Their approach has identified the best nanoparticle/polymer/surfactant ratios and the appropriate nanoparticle properties but the value of the technology will only be realised if the benefits can be seen in human patients. Before this can be tested, the materials must be scaled-up to produce therapy options that can safely be tested. The regulatory, process and ethical routes are understood but the practice of moving an academic research output to a trial therapy for human tests is not trivial and must be conducted very carefully.
The potential benefits, however, could reach millions of patients and the programme is focused on four potential new medicines.

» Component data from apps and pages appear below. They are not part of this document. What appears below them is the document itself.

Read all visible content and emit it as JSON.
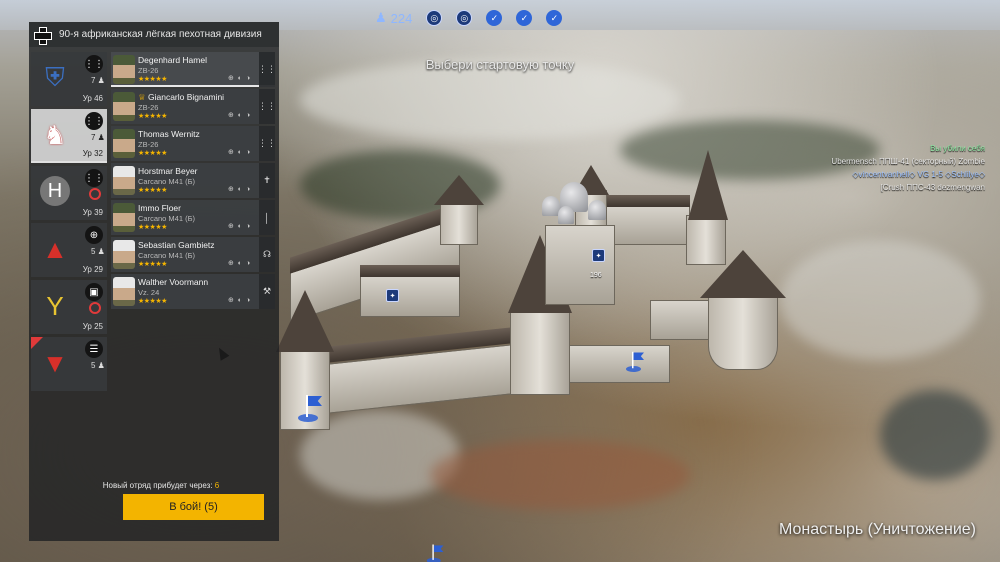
{
  "top_bar": {
    "reinforcements_count": "224",
    "objectives": [
      {
        "type": "capture",
        "icon": "target-icon"
      },
      {
        "type": "capture",
        "icon": "target-icon"
      },
      {
        "type": "captured",
        "icon": "check-icon"
      },
      {
        "type": "captured",
        "icon": "check-icon"
      },
      {
        "type": "captured",
        "icon": "check-icon"
      }
    ]
  },
  "hint": "Выбери стартовую точку",
  "division": {
    "title": "90-я африканская лёгкая пехотная дивизия"
  },
  "squads": [
    {
      "emblem": "shield-eagle-icon",
      "class_icon": "infantry-icon",
      "count": "7",
      "level": "Ур 46",
      "state": "normal"
    },
    {
      "emblem": "white-figure-icon",
      "class_icon": "infantry-icon",
      "count": "7",
      "level": "Ур 32",
      "state": "selected"
    },
    {
      "emblem": "h-emblem-icon",
      "class_icon": "infantry-icon",
      "count": "",
      "level": "Ур 39",
      "state": "blocked"
    },
    {
      "emblem": "red-triangle-icon",
      "class_icon": "crosshair-icon",
      "count": "5",
      "level": "Ур 29",
      "state": "normal"
    },
    {
      "emblem": "yellow-fork-icon",
      "class_icon": "vehicle-icon",
      "count": "",
      "level": "Ур 25",
      "state": "blocked"
    },
    {
      "emblem": "red-wings-icon",
      "class_icon": "clipboard-icon",
      "count": "5",
      "level": "",
      "state": "new"
    }
  ],
  "soldiers": [
    {
      "name": "Degenhard Hamel",
      "weapon": "ZB-26",
      "stars": "★★★★★",
      "role_icon": "mg-icon",
      "face": "helmet",
      "selected": true,
      "gear": "⊕ ◐ ◑"
    },
    {
      "name": "Giancarlo Bignamini",
      "weapon": "ZB-26",
      "stars": "★★★★★",
      "role_icon": "mg-icon",
      "face": "helmet",
      "selected": false,
      "gear": "⊕ ◐ ◑"
    },
    {
      "name": "Thomas Wernitz",
      "weapon": "ZB-26",
      "stars": "★★★★★",
      "role_icon": "mg-icon",
      "face": "helmet",
      "selected": false,
      "gear": "⊕ ◐ ◑"
    },
    {
      "name": "Horstmar Beyer",
      "weapon": "Carcano M41 (Б)",
      "stars": "★★★★★",
      "role_icon": "medic-icon",
      "face": "white",
      "selected": false,
      "gear": "⊕ ◐ ◑"
    },
    {
      "name": "Immo Floer",
      "weapon": "Carcano M41 (Б)",
      "stars": "★★★★★",
      "role_icon": "rifle-icon",
      "face": "helmet",
      "selected": false,
      "gear": "⊕ ◐ ◑"
    },
    {
      "name": "Sebastian Gambietz",
      "weapon": "Carcano M41 (Б)",
      "stars": "★★★★★",
      "role_icon": "radio-icon",
      "face": "white",
      "selected": false,
      "gear": "⊕ ◐ ◑"
    },
    {
      "name": "Walther Voormann",
      "weapon": "Vz. 24",
      "stars": "★★★★★",
      "role_icon": "wrench-icon",
      "face": "white",
      "selected": false,
      "gear": "⊕ ◐ ◑"
    }
  ],
  "arrival": {
    "label": "Новый отряд прибудет через:",
    "seconds": "6"
  },
  "battle_button": "В бой! (5)",
  "kill_feed": [
    {
      "text": "Вы убили себя",
      "style": "first"
    },
    {
      "text": "Ubermensch ППШ-41 (секторный) Zombie",
      "style": "normal"
    },
    {
      "text": "◇vincentvanhell◇ VG 1-5 ◇Schlilye◇",
      "style": "blue"
    },
    {
      "text": "[Crush ППС-43 dezmengwan",
      "style": "normal"
    }
  ],
  "map_points": [
    {
      "label": "196"
    }
  ],
  "map_title": "Монастырь (Уничтожение)"
}
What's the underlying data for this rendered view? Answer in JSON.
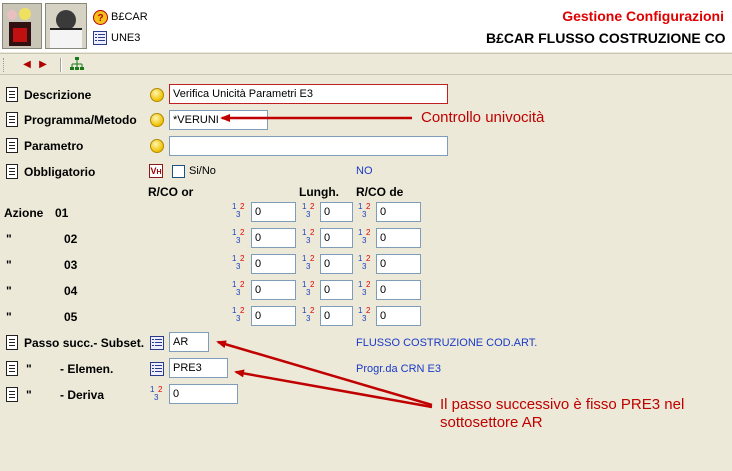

Demonstrating these benefits in humans should allow the potential new medicines to be made available quickly, as a significant benefit of the Liverpool approach is that no new drugs or vehicles have been used. Rather, simply the formation of very small particles of current drugs has shown big potential benefits for patients. To the best of their knowledge, the Liverpool collaboration of chemists, pharmacologists and clinicians is the only multi-disciplinary group in academia targeting oral nanomedicine therapies for HIV treatment.
When Richard Feynman gave his lecture in 1959, he also offered two cash prizes. The first required the writing of a whole page of information so small that an electron microscope would be needed to read the letters. The second required the formation of an operating electric motor that was only 1/64th of an inch cube (~0.4 mm). In 1960, the prize for the electric motor was paid and this required no new tools or capabilities, just skilled craftsmanship. The prize for writing high quality, high density text was paid in 1985 after the first paragraph of A tale of two cities was produced to the required size.
Nanomedicine has been available in the clinic for almost 20 years, with a growing list of therapies leading to new patient benefits. There are several estimates of the current and future value of this market sector with one such estimation suggesting a global value rising to $160 billion (£100 billion) by 2015. It may be true that size does matter after all, but at least in some cases smaller may be better.
Nina Notman is a science writer based in Salisbury, UK
Find out more about nanomedicine in the UK on the British Society Nanomedicine website
More on the science and technology of nanomedicine